Excerpts from an interface dataset:
╔══

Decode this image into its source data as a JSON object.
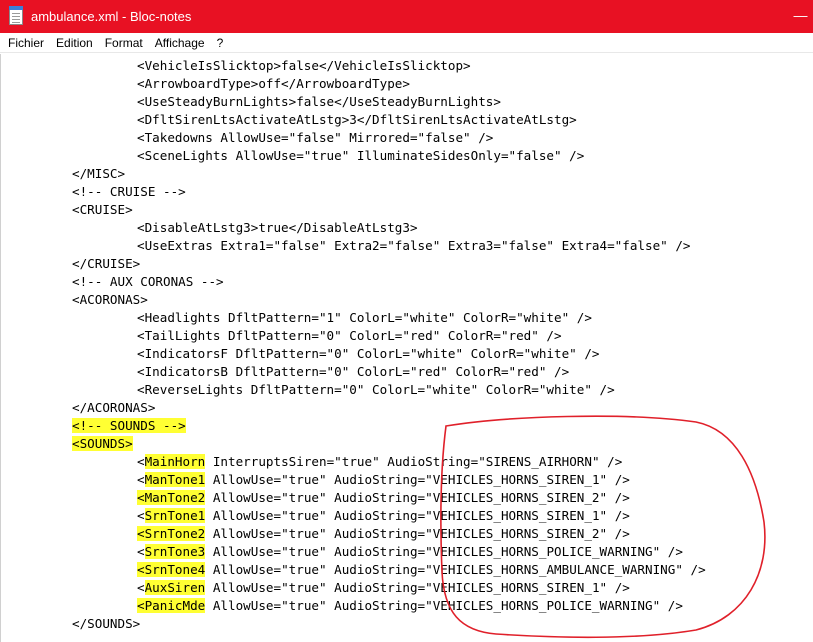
{
  "window": {
    "title": "ambulance.xml - Bloc-notes",
    "minimize_glyph": "—"
  },
  "menu": [
    "Fichier",
    "Edition",
    "Format",
    "Affichage",
    "?"
  ],
  "lines": [
    {
      "indent": 2,
      "segments": [
        {
          "t": "<VehicleIsSlicktop>false</VehicleIsSlicktop>"
        }
      ]
    },
    {
      "indent": 2,
      "segments": [
        {
          "t": "<ArrowboardType>off</ArrowboardType>"
        }
      ]
    },
    {
      "indent": 2,
      "segments": [
        {
          "t": "<UseSteadyBurnLights>false</UseSteadyBurnLights>"
        }
      ]
    },
    {
      "indent": 2,
      "segments": [
        {
          "t": "<DfltSirenLtsActivateAtLstg>3</DfltSirenLtsActivateAtLstg>"
        }
      ]
    },
    {
      "indent": 2,
      "segments": [
        {
          "t": "<Takedowns AllowUse=\"false\" Mirrored=\"false\" />"
        }
      ]
    },
    {
      "indent": 2,
      "segments": [
        {
          "t": "<SceneLights AllowUse=\"true\" IlluminateSidesOnly=\"false\" />"
        }
      ]
    },
    {
      "indent": 1,
      "segments": [
        {
          "t": "</MISC>"
        }
      ]
    },
    {
      "indent": 1,
      "segments": [
        {
          "t": "<!-- CRUISE -->"
        }
      ]
    },
    {
      "indent": 1,
      "segments": [
        {
          "t": "<CRUISE>"
        }
      ]
    },
    {
      "indent": 2,
      "segments": [
        {
          "t": "<DisableAtLstg3>true</DisableAtLstg3>"
        }
      ]
    },
    {
      "indent": 2,
      "segments": [
        {
          "t": "<UseExtras Extra1=\"false\" Extra2=\"false\" Extra3=\"false\" Extra4=\"false\" />"
        }
      ]
    },
    {
      "indent": 1,
      "segments": [
        {
          "t": "</CRUISE>"
        }
      ]
    },
    {
      "indent": 1,
      "segments": [
        {
          "t": "<!-- AUX CORONAS -->"
        }
      ]
    },
    {
      "indent": 1,
      "segments": [
        {
          "t": "<ACORONAS>"
        }
      ]
    },
    {
      "indent": 2,
      "segments": [
        {
          "t": "<Headlights DfltPattern=\"1\" ColorL=\"white\" ColorR=\"white\" />"
        }
      ]
    },
    {
      "indent": 2,
      "segments": [
        {
          "t": "<TailLights DfltPattern=\"0\" ColorL=\"red\" ColorR=\"red\" />"
        }
      ]
    },
    {
      "indent": 2,
      "segments": [
        {
          "t": "<IndicatorsF DfltPattern=\"0\" ColorL=\"white\" ColorR=\"white\" />"
        }
      ]
    },
    {
      "indent": 2,
      "segments": [
        {
          "t": "<IndicatorsB DfltPattern=\"0\" ColorL=\"red\" ColorR=\"red\" />"
        }
      ]
    },
    {
      "indent": 2,
      "segments": [
        {
          "t": "<ReverseLights DfltPattern=\"0\" ColorL=\"white\" ColorR=\"white\" />"
        }
      ]
    },
    {
      "indent": 1,
      "segments": [
        {
          "t": "</ACORONAS>"
        }
      ]
    },
    {
      "indent": 1,
      "segments": [
        {
          "t": "<!-- SOUNDS -->",
          "hl": true
        }
      ]
    },
    {
      "indent": 1,
      "segments": [
        {
          "t": "<SOUNDS>",
          "hl": true
        }
      ]
    },
    {
      "indent": 2,
      "segments": [
        {
          "t": "<"
        },
        {
          "t": "MainHorn",
          "hl": true
        },
        {
          "t": " InterruptsSiren=\"true\" AudioString=\"SIRENS_AIRHORN\" />"
        }
      ]
    },
    {
      "indent": 2,
      "segments": [
        {
          "t": "<"
        },
        {
          "t": "ManTone1",
          "hl": true
        },
        {
          "t": " AllowUse=\"true\" AudioString=\"VEHICLES_HORNS_SIREN_1\" />"
        }
      ]
    },
    {
      "indent": 2,
      "segments": [
        {
          "t": "<ManTone2",
          "hl": true
        },
        {
          "t": " AllowUse=\"true\" AudioString=\"VEHICLES_HORNS_SIREN_2\" />"
        }
      ]
    },
    {
      "indent": 2,
      "segments": [
        {
          "t": "<"
        },
        {
          "t": "SrnTone1",
          "hl": true
        },
        {
          "t": " AllowUse=\"true\" AudioString=\"VEHICLES_HORNS_SIREN_1\" />"
        }
      ]
    },
    {
      "indent": 2,
      "segments": [
        {
          "t": "<SrnTone2",
          "hl": true
        },
        {
          "t": " AllowUse=\"true\" AudioString=\"VEHICLES_HORNS_SIREN_2\" />"
        }
      ]
    },
    {
      "indent": 2,
      "segments": [
        {
          "t": "<"
        },
        {
          "t": "SrnTone3",
          "hl": true
        },
        {
          "t": " AllowUse=\"true\" AudioString=\"VEHICLES_HORNS_POLICE_WARNING\" />"
        }
      ]
    },
    {
      "indent": 2,
      "segments": [
        {
          "t": "<SrnTone4",
          "hl": true
        },
        {
          "t": " AllowUse=\"true\" AudioString=\"VEHICLES_HORNS_AMBULANCE_WARNING\" />"
        }
      ]
    },
    {
      "indent": 2,
      "segments": [
        {
          "t": "<"
        },
        {
          "t": "AuxSiren",
          "hl": true
        },
        {
          "t": " AllowUse=\"true\" AudioString=\"VEHICLES_HORNS_SIREN_1\" />"
        }
      ]
    },
    {
      "indent": 2,
      "segments": [
        {
          "t": "<PanicMde",
          "hl": true
        },
        {
          "t": " AllowUse=\"true\" AudioString=\"VEHICLES_HORNS_POLICE_WARNING\" />"
        }
      ]
    },
    {
      "indent": 1,
      "segments": [
        {
          "t": "</SOUNDS>"
        }
      ]
    }
  ],
  "colors": {
    "titlebar": "#e81123",
    "highlight": "#ffff33",
    "annotation_circle": "#e0202a"
  }
}
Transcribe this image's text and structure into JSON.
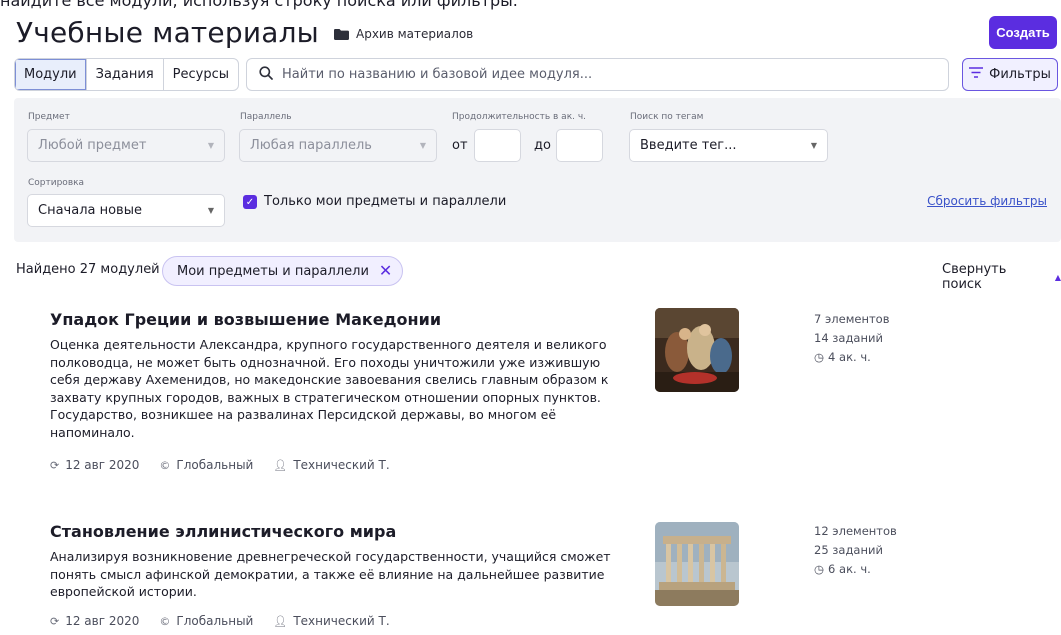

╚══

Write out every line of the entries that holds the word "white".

          "t": "<Headlights DfltPattern=\"1\" ColorL=\"white\" ColorR=\"white\" />"
          "t": "<IndicatorsF DfltPattern=\"0\" ColorL=\"white\" ColorR=\"white\" />"
          "t": "<ReverseLights DfltPattern=\"0\" ColorL=\"white\" ColorR=\"white\" />"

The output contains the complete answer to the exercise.